Taxonomy term


Lab-grown magnesite a boon for carbon sequestration?

Left undisturbed, carbonate minerals can naturally lock up carbon in a stable form for millions of years or longer. Triggering the formation of carbonate minerals is thus a promising means of removing and sequestering carbon dioxide from the atmosphere. In recent research, scientists uncovered new details about how one of Earth’s most stable, albeit slow-to-form, carbonates — magnesite — grows in nature and have found a way to accelerate its formation in the lab at room temperature. The results could aid in developing efficient carbon sequestration technologies.

19 Feb 2019

Microbes influence ooid formation

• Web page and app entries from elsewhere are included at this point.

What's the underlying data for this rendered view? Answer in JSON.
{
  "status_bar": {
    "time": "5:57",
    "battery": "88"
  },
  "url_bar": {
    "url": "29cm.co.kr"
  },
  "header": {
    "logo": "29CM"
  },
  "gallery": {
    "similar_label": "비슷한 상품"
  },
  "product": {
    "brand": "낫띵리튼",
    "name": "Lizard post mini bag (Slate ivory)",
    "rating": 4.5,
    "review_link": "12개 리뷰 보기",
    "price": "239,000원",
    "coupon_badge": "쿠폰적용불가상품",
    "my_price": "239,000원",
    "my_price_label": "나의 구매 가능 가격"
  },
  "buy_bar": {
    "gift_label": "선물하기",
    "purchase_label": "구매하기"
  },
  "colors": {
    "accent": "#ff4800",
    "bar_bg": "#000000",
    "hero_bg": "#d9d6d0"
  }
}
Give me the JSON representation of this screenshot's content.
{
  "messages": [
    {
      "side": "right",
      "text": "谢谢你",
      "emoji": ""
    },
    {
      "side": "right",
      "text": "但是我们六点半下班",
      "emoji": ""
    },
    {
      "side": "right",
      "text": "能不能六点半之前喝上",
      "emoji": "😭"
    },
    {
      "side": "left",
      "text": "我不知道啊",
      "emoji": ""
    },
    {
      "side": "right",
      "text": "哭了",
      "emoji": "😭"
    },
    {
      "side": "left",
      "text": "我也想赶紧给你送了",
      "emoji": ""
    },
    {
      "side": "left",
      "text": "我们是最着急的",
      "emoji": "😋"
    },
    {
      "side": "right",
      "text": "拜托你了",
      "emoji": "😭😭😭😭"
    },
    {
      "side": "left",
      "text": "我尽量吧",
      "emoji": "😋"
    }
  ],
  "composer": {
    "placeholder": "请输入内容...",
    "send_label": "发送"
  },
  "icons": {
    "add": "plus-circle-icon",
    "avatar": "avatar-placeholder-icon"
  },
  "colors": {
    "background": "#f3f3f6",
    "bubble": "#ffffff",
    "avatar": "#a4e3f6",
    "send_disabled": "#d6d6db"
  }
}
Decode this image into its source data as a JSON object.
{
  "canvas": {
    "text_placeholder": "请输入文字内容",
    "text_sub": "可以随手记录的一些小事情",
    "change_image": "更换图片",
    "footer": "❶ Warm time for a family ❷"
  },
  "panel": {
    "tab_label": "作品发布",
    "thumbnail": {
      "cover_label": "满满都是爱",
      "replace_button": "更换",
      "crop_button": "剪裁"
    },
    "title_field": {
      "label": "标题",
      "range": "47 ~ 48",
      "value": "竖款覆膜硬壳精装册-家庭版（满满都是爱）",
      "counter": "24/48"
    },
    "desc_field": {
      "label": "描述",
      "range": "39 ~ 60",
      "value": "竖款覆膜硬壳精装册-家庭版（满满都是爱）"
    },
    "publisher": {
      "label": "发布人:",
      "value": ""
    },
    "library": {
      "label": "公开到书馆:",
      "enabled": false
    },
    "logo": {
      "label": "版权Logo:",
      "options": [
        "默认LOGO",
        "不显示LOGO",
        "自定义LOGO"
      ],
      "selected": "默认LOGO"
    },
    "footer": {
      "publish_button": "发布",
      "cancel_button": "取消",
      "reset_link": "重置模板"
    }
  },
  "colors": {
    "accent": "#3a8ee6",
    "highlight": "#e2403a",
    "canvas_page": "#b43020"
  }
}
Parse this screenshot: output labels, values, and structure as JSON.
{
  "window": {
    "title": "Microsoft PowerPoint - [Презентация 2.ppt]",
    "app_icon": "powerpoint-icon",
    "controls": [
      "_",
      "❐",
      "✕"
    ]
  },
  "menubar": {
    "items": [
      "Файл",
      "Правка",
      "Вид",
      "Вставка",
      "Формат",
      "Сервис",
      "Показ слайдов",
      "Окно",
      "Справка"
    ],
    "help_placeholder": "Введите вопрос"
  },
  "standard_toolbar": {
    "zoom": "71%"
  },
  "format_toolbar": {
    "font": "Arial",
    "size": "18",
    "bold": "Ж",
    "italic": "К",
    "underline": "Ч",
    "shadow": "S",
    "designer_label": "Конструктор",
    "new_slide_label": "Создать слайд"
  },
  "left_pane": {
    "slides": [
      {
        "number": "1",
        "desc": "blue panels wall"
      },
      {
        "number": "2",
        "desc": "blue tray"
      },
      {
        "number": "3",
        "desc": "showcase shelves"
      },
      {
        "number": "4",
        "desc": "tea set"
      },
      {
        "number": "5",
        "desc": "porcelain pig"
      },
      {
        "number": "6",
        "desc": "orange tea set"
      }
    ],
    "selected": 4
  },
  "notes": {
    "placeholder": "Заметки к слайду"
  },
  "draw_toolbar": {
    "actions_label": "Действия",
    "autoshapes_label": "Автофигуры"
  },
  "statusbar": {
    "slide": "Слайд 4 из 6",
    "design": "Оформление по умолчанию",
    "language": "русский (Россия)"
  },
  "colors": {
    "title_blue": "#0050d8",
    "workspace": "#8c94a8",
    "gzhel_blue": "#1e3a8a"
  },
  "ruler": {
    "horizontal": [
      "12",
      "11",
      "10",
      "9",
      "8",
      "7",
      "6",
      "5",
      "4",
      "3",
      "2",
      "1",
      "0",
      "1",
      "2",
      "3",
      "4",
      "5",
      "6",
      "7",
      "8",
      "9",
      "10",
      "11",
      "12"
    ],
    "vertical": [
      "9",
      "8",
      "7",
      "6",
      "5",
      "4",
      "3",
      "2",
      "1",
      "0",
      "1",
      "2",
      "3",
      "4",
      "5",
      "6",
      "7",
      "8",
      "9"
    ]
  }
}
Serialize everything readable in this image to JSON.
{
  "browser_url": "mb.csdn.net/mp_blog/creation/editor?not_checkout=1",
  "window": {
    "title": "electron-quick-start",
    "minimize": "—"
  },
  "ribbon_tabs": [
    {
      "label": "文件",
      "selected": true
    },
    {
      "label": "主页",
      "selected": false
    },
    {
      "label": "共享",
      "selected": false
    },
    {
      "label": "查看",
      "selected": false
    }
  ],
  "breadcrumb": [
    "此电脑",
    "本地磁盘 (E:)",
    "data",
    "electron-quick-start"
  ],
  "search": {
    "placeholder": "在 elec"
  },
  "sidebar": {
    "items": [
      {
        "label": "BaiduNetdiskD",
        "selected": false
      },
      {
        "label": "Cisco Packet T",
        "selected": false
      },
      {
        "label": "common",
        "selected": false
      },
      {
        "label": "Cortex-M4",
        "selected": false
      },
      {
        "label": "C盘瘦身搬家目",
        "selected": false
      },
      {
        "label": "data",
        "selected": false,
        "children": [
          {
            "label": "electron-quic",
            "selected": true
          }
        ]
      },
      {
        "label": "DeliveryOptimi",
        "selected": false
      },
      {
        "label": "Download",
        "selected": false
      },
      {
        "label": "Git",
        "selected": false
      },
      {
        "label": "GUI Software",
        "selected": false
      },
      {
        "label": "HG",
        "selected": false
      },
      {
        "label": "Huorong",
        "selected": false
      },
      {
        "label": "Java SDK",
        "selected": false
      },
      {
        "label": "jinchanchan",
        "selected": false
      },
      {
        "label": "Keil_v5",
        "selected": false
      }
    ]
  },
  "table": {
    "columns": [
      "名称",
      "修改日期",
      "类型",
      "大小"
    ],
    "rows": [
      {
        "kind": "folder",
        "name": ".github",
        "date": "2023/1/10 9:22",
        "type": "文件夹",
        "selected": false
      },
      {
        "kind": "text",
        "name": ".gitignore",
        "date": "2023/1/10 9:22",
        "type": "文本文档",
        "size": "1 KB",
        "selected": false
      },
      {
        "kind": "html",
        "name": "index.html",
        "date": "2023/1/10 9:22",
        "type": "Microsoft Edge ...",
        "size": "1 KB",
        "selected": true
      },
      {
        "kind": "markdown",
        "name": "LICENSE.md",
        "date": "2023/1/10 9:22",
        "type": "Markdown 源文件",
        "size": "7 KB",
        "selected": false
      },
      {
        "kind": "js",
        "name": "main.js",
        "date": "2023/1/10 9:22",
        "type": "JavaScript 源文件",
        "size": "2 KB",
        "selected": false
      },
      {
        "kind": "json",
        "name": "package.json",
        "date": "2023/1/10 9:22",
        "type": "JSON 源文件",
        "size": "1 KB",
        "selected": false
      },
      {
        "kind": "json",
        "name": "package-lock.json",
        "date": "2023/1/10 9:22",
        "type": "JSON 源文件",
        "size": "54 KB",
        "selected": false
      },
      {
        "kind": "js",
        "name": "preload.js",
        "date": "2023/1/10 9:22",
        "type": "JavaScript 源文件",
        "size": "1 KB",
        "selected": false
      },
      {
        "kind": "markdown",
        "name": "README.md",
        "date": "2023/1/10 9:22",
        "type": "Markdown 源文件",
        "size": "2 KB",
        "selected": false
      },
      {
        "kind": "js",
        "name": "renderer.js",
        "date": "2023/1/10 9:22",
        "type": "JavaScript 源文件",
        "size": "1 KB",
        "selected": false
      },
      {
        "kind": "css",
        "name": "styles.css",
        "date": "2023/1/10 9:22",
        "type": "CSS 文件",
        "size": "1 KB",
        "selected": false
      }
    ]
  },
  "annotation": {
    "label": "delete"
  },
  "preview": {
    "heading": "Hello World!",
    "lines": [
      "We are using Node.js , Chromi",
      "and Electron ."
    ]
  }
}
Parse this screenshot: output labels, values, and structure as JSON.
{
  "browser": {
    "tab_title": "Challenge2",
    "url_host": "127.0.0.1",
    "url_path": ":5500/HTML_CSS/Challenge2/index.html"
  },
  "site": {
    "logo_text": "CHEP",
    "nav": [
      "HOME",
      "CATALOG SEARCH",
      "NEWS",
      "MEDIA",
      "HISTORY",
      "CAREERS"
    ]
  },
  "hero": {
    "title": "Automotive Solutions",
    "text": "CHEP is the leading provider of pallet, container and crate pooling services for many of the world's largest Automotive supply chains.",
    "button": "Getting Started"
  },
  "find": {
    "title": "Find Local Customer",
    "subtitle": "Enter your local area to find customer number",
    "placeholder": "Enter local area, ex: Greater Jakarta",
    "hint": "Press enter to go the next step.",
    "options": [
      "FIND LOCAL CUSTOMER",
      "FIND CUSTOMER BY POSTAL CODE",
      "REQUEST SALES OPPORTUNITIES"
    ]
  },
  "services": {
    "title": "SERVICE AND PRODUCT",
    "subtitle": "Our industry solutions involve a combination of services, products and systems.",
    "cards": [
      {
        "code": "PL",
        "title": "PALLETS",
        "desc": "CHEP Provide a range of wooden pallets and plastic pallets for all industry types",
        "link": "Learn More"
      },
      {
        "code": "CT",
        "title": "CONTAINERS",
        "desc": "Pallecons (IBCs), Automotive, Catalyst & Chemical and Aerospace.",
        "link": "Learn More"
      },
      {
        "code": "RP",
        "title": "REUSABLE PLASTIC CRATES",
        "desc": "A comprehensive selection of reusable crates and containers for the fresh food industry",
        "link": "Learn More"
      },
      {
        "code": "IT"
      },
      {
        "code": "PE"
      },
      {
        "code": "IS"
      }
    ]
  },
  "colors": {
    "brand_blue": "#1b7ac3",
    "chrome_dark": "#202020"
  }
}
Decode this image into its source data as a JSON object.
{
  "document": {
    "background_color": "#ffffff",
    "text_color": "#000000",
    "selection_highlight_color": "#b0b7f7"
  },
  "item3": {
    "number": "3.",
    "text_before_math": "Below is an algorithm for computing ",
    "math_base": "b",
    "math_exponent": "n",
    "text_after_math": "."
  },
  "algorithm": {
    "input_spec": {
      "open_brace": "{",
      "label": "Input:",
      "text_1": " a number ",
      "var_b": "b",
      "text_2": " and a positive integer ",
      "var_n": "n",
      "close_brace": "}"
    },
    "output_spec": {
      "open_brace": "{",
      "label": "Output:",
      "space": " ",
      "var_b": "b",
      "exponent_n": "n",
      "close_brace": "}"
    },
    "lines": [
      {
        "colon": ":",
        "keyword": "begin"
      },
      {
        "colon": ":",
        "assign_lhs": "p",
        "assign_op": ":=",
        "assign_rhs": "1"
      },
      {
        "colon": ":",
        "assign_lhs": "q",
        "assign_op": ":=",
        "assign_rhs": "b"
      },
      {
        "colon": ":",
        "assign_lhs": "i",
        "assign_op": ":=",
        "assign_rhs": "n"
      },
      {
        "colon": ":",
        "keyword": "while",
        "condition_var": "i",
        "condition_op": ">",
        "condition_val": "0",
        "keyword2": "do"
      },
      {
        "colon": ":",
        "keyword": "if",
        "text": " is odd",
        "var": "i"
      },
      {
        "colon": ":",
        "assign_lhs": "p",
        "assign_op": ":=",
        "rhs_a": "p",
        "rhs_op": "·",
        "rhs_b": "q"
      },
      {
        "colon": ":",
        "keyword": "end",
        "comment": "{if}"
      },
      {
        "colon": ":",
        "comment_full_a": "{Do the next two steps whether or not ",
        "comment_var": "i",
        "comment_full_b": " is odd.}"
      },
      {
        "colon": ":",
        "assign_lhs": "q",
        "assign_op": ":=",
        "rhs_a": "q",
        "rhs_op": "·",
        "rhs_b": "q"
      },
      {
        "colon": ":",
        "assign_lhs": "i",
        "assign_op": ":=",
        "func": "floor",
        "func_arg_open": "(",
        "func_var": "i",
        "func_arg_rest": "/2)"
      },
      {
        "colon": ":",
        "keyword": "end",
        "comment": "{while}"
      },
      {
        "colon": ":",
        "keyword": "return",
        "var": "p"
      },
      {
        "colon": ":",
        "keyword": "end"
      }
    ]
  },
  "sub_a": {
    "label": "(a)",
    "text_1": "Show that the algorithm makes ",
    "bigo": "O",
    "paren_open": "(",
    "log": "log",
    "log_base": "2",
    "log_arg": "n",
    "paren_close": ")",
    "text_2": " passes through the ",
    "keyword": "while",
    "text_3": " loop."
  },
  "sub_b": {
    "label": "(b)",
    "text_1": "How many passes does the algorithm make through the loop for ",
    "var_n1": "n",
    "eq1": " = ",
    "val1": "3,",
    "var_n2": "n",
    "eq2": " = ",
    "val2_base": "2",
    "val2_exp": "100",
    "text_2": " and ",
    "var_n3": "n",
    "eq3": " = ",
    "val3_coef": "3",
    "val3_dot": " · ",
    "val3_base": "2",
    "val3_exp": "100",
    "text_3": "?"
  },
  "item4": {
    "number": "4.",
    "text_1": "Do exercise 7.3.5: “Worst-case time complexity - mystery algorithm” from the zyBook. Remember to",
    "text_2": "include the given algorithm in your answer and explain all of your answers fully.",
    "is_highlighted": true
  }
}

The formation of carbonate spheroids called ooids is a bit of a mystery. They are thought to form in warm waters saturated with carbonate, which combines with calcium to form concentric layers of calcium carbonate on shell fragments or sand grains. Some scientists have suggested that the presence of microbes might encourage calcium carbonate to precipitate out of water to form ooids in a process called organomineralization.

10 Nov 2017

Frosted forams foil radiocarbon dating

Climate studies often rely on radiocarbon dating of tiny shells in seafloor sediments to pinpoint the timing of when warming or cooling events began and ended. But a new study indicates that chemical reactions that take place on the seafloor may affect the accuracy of such radiocarbon dates, with potential implications for the dates published by past studies

01 Nov 2016

Fish guts can alter ocean's chemistry

The ocean’s surface waters contain many more microorganisms than fish — and so for years, the carbonate-shelled microorganisms were thought to be the main contributor to the carbonate chemistry in deep ocean waters. Now, new research suggests that the tiny pellets that most bony fish produce in their guts can affect the chemistry of the oceans.

22 Jan 2009